US20160124029A1 (en) * 2014-11-04 2016-05-05 Stmicroelectronics S.R.L. Detection circuit for an active discharge circuit of an x-capacitor, related active discharge circuit, integrated circuit and method

Similar Documents

Publication Publication Date Title
US6300744B1 (en) High-efficiency battery charger
US5672952A (en) Controller for battery charger with reduced reverse leakage current
US20040075418A1 (en) Power management for battery powered appliances
US7126310B1 (en) Apparatus and method for balanced charging of a multiple-cell battery pack
US6144187A (en) Power measurement for adaptive battery charger
US20070190369A1 (en) Fuel cell based rechargable power pack system and associated methods for controlling same
US20080238357A1 (en) Ultra fast battery charger with battery sensing
US20110080143A1 (en) Buck-boost circuit
US20110057724A1 (en) High- and Low-Power Power Supply with Standby Power Saving Features
US5945806A (en) Variable-voltage programmable battery module
US5150032A (en) Combined charging and supply circuit
US6118254A (en) Battery charge control architecture for constant voltage maximum power operation
US6271646B1 (en) Battery cell by-pass circuit
US20040101744A1 (en) Multi-series connection type battery cell pack
US20090174366A1 (en) Multiple Function Switching Regulator for Use in Mobile Electronic Devices
US20110050175A1 (en) Battery Pack
US7183748B1 (en) Electric charger and power supply device for portable terminal
US20080122399A1 (en) Charging system, charging device and battery pack
US6864669B1 (en) Power supply block with simplified switch configuration
US20040263127A1 (en) Control circuit
US20080129219A1 (en) Power Supply
US20060139002A1 (en) Current control circuitry and methodology for controlling current from current constrained source
US20090121684A1 (en) Systems and Methods for Pulse Charging a Battery
US20120187897A1 (en) Battery charger for use with low voltage energy harvesting device
US7560898B1 (en) Apparatus and method for dual source, single inductor magnetic battery charger

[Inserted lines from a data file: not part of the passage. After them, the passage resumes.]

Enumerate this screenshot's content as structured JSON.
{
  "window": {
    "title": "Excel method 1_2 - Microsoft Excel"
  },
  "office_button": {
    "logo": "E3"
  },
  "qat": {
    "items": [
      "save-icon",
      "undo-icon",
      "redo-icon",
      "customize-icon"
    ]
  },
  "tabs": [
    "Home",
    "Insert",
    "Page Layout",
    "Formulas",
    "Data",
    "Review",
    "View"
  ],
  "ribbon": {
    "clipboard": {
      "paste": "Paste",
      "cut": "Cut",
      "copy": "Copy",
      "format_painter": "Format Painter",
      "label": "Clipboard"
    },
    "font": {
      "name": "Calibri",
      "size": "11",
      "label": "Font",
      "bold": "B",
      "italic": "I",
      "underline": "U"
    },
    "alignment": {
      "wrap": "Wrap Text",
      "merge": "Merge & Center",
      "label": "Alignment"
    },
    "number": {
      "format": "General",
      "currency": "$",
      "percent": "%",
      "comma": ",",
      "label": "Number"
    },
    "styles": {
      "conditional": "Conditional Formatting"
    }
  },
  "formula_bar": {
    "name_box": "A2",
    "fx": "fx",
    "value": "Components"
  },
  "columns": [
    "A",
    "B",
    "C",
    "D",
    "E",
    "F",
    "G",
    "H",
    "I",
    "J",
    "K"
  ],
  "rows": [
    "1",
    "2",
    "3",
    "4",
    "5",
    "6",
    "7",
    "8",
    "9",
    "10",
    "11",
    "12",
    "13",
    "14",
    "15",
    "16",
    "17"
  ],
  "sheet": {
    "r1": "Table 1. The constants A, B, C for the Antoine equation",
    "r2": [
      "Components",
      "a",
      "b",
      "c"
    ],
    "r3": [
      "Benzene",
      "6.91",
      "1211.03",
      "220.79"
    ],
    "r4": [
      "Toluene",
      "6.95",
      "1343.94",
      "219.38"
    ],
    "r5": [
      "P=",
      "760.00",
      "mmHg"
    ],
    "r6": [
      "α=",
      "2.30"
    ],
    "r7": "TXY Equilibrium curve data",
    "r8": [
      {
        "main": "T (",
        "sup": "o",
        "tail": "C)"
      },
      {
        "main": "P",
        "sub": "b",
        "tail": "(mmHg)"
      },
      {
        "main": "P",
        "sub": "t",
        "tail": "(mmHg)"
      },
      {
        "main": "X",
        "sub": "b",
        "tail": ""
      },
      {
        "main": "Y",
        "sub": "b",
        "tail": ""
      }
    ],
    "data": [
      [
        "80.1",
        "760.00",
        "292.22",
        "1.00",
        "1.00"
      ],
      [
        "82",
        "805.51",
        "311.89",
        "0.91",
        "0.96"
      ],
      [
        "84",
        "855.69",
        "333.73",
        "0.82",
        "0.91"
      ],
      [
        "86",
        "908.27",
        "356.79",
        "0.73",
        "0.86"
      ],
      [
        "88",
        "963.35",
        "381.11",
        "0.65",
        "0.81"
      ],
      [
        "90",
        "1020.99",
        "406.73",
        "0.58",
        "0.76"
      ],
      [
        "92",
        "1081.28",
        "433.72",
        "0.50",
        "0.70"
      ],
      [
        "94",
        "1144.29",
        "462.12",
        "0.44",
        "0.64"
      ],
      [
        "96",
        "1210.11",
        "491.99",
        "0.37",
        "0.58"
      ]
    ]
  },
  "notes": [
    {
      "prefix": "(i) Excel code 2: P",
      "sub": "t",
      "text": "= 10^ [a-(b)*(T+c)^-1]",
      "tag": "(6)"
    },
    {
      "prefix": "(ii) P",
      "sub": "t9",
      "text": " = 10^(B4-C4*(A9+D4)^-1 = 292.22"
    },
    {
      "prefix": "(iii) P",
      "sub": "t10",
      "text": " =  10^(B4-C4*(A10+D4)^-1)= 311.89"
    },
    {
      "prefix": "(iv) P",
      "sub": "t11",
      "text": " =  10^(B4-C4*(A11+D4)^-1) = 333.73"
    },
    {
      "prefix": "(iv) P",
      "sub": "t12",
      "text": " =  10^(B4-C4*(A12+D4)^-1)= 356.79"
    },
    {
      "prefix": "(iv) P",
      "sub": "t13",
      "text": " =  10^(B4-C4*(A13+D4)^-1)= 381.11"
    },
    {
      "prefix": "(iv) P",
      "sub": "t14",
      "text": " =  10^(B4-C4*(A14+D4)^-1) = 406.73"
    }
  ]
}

Legal Events

Date Code Title Description
AS Assignment

Owner name: COMPAQ COMPUTER CORPORATION, TEXAS

Free format text: ASSIGNMENT OF ASSIGNORS INTEREST;ASSIGNORS:MITCHELL, NATHAN;FREIMAN, JOSEPH F.;SAWYERS, THOMAS;REEL/FRAME:008984/0115;SIGNING DATES FROM 19971013 TO 19971023

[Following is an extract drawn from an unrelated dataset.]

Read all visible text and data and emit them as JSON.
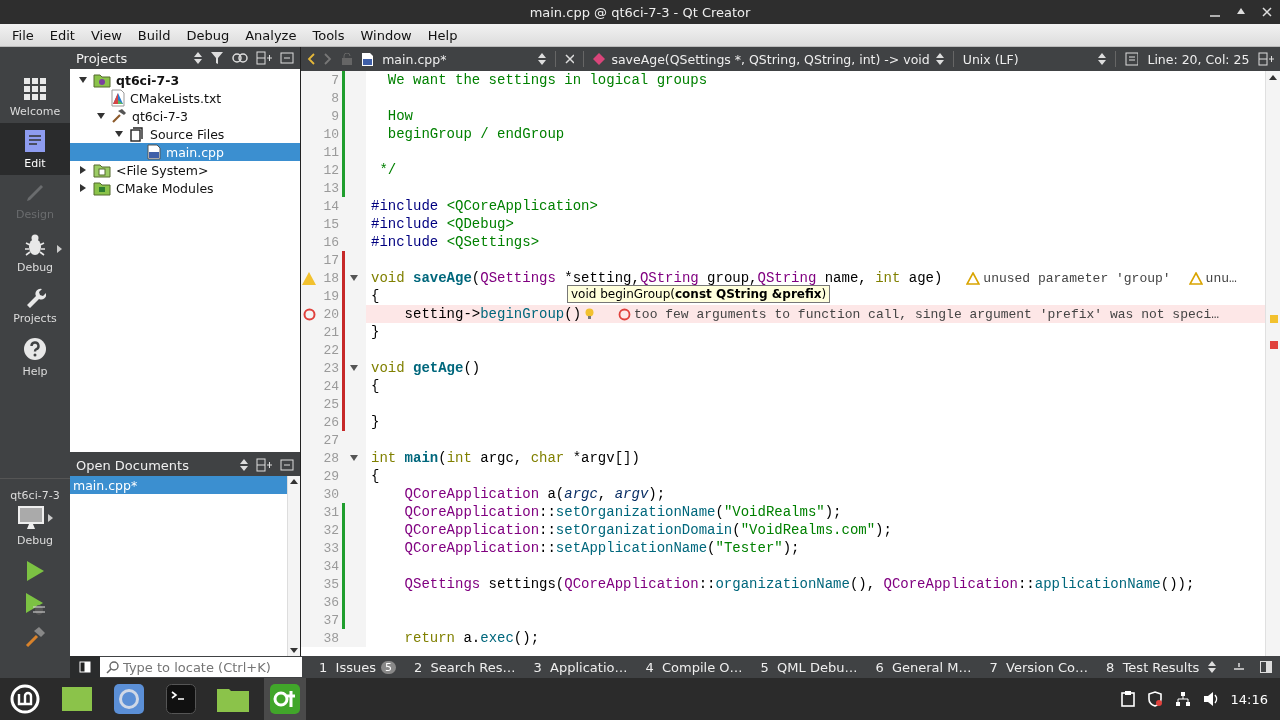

AS Assignment

Owner name: COMPAQ INFORMATION TECHNOLOGIES GROUP, L.P., TEXAS

Free format text: ASSIGNMENT OF ASSIGNORS INTEREST;ASSIGNOR:COMPAQ COMPUTER CORPORATION;REEL/FRAME:012418/0222

Effective date: 20010620

FPAY Fee payment

Year of fee payment: 4

AS Assignment

Owner name: HEWLETT-PACKARD DEVELOPMENT COMPANY, L.P., TEXAS

Free format text: CHANGE OF NAME;ASSIGNOR:COMPAQ INFORMATION TECHNOLOGIES GROUP, LP;REEL/FRAME:015000/0305

Effective date: 20021001

FPAY Fee payment

Year of fee payment: 8

FPAY Fee payment

Year of fee payment: 12